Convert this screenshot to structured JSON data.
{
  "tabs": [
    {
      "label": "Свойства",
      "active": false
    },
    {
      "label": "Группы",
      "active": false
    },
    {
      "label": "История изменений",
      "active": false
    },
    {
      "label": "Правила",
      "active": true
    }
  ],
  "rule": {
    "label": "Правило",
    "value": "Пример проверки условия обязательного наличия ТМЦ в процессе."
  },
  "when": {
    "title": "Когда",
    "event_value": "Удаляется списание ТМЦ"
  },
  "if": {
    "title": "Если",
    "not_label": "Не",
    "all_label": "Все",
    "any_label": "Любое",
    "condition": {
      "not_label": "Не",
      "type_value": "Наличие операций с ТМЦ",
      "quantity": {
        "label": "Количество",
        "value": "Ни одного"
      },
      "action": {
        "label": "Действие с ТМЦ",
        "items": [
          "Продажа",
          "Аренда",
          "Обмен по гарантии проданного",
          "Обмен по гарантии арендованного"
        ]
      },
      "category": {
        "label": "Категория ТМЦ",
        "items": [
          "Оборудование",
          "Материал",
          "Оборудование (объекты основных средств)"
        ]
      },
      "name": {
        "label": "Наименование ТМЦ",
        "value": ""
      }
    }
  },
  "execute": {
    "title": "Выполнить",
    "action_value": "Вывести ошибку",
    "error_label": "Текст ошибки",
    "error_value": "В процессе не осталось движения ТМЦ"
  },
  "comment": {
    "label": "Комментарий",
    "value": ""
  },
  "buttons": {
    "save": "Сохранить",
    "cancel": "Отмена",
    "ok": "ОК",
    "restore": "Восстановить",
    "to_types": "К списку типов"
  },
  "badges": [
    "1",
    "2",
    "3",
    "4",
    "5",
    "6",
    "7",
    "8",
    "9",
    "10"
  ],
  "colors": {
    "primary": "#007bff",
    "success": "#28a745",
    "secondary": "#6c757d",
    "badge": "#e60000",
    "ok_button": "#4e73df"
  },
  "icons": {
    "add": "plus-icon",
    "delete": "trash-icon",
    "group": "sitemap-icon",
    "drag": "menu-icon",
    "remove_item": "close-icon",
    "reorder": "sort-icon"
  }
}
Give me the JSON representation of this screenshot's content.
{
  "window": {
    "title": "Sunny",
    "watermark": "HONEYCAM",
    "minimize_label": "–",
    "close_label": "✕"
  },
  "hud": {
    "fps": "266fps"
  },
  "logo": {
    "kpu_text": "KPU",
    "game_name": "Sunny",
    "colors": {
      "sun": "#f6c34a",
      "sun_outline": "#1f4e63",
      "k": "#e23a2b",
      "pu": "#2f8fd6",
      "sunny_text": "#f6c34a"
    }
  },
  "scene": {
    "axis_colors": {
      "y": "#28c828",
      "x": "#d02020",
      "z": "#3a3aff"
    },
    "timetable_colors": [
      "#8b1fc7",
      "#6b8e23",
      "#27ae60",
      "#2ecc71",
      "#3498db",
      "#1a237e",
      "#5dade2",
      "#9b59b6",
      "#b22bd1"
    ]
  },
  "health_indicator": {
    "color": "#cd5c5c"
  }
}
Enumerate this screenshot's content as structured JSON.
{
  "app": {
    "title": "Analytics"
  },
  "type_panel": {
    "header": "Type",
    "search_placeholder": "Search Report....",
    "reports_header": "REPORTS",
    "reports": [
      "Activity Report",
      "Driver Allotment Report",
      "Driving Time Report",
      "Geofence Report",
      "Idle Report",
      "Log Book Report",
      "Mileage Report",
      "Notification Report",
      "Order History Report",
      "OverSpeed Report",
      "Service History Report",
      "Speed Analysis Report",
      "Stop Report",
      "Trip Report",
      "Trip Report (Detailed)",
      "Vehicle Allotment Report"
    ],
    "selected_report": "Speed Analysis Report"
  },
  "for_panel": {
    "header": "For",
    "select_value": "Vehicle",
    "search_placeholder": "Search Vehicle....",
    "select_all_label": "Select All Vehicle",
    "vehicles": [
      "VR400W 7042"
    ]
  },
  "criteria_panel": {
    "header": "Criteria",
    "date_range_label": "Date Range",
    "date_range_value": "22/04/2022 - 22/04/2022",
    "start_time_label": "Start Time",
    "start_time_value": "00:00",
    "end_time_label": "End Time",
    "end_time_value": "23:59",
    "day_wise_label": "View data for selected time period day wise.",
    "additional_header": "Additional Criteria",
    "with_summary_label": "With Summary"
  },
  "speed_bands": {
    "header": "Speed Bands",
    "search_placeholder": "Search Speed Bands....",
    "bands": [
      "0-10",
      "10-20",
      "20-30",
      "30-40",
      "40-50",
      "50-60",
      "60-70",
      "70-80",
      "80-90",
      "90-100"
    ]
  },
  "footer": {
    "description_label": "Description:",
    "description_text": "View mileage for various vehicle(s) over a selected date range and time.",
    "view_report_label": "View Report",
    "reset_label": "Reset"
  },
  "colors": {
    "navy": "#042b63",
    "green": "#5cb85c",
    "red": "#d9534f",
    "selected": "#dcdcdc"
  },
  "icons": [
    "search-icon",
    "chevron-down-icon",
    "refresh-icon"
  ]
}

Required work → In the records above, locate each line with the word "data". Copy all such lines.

Solution for this exercise →
Convert this screenshot to structured JSON data.
    "day_wise_label": "View data for selected time period day wise.",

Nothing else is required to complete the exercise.